Task directions — Search the records for the string "icon" and return each line that has it.

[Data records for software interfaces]
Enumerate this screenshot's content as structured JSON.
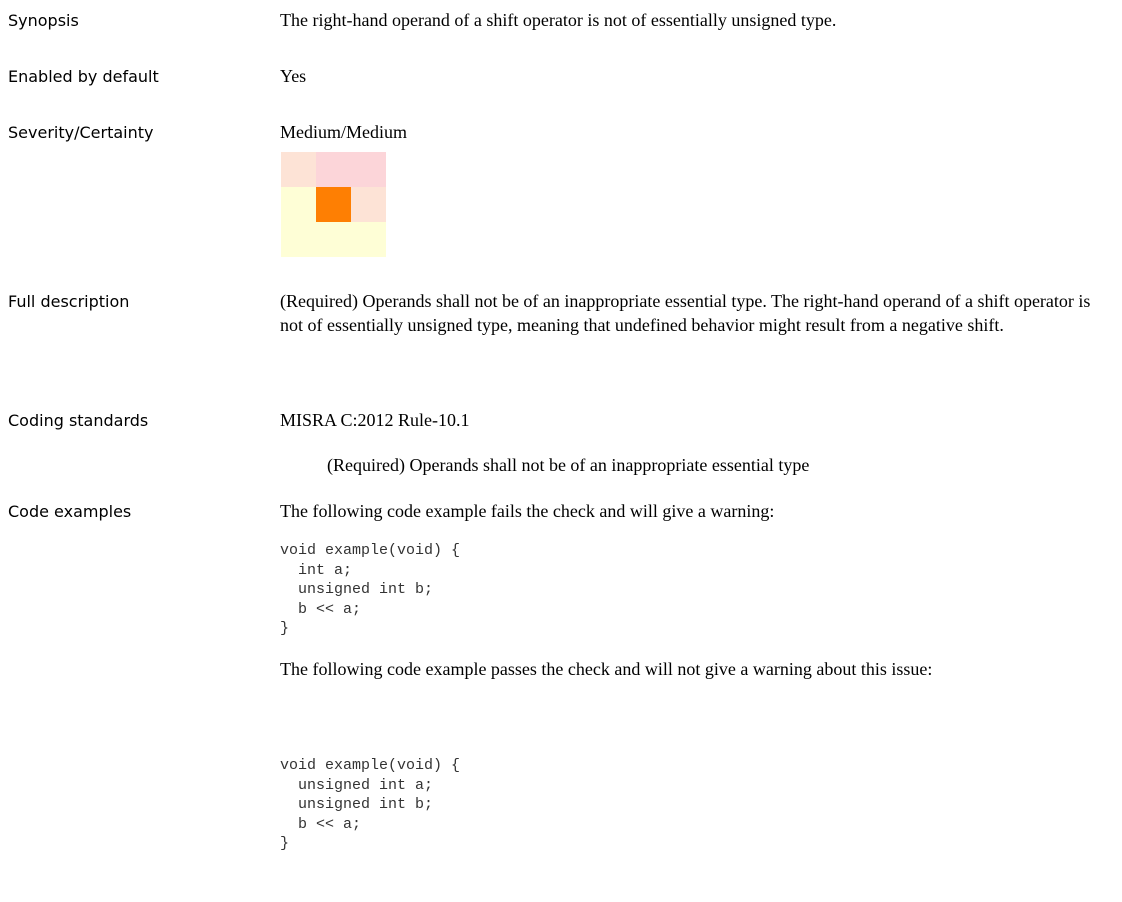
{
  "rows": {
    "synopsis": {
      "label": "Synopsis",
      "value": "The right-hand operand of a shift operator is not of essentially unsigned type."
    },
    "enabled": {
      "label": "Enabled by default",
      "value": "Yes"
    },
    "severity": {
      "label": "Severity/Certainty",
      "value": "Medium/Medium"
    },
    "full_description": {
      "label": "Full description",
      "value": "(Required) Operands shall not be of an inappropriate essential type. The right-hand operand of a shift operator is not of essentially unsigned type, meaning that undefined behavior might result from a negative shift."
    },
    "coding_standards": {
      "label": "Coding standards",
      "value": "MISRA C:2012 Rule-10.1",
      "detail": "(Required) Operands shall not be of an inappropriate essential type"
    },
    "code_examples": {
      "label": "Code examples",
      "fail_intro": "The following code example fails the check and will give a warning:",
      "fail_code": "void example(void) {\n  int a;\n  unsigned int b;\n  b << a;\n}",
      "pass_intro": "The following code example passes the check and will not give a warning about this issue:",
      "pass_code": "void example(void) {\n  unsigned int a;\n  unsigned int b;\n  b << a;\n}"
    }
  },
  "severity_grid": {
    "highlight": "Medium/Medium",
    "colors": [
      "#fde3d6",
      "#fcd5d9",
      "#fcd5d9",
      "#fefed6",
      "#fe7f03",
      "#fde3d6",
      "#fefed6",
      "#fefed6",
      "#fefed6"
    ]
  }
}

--

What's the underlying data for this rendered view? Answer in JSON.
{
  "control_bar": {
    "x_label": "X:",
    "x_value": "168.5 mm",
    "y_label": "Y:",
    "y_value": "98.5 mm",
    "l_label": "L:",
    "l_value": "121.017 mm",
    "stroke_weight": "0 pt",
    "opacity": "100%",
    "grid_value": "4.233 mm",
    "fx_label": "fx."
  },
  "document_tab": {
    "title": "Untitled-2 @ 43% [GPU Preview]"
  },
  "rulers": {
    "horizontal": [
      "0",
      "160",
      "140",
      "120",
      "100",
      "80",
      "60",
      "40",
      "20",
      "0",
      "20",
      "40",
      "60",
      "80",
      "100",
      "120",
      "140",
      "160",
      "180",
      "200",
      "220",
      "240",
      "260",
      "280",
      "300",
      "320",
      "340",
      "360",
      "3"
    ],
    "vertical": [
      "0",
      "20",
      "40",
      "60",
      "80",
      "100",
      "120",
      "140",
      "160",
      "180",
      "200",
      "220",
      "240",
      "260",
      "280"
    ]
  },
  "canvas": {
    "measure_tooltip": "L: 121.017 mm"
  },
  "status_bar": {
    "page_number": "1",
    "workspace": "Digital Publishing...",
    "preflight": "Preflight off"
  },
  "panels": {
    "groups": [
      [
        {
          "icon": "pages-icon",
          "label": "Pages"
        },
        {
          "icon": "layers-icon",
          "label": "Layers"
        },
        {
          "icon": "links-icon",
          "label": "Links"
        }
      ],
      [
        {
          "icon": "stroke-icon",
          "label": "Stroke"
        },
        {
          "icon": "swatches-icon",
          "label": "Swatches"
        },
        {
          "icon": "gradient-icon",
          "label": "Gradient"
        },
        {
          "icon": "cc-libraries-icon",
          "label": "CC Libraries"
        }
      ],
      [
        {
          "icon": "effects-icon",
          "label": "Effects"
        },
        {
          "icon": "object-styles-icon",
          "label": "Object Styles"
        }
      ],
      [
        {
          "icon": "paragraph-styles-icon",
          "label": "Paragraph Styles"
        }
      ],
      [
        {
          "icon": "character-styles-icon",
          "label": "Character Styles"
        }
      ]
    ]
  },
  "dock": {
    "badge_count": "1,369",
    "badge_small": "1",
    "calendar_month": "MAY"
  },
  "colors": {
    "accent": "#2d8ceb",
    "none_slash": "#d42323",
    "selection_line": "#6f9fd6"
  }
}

Exercise response —
          "icon": "pages-icon",
          "icon": "layers-icon",
          "icon": "links-icon",
          "icon": "stroke-icon",
          "icon": "swatches-icon",
          "icon": "gradient-icon",
          "icon": "cc-libraries-icon",
          "icon": "effects-icon",
          "icon": "object-styles-icon",
          "icon": "paragraph-styles-icon",
          "icon": "character-styles-icon",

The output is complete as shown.